Every record below must come back exactly as given.

---+---

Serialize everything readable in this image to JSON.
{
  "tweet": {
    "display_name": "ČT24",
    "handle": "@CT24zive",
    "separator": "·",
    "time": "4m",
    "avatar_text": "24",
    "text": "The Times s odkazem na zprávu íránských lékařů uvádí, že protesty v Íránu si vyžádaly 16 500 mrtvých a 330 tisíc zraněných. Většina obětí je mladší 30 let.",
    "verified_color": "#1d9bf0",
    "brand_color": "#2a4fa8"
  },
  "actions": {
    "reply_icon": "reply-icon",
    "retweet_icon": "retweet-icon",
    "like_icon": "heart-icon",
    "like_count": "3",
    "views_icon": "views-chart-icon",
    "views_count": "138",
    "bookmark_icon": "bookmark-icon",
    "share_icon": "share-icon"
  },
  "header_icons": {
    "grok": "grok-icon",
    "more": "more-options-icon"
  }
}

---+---

- Your response -
Serialize everything readable in this image to JSON.
{
  "tweet": {
    "display_name": "ČT24",
    "handle": "@CT24zive",
    "separator": "·",
    "time": "4m",
    "avatar_text": "24",
    "text": "The Times s odkazem na zprávu íránských lékařů uvádí, že protesty v Íránu si vyžádaly 16 500 mrtvých a 330 tisíc zraněných. Většina obětí je mladší 30 let.",
    "verified_color": "#1d9bf0",
    "brand_color": "#2a4fa8"
  },
  "actions": {
    "reply_icon": "reply-icon",
    "retweet_icon": "retweet-icon",
    "like_icon": "heart-icon",
    "like_count": "3",
    "views_icon": "views-chart-icon",
    "views_count": "138",
    "bookmark_icon": "bookmark-icon",
    "share_icon": "share-icon"
  },
  "header_icons": {
    "grok": "grok-icon",
    "more": "more-options-icon"
  }
}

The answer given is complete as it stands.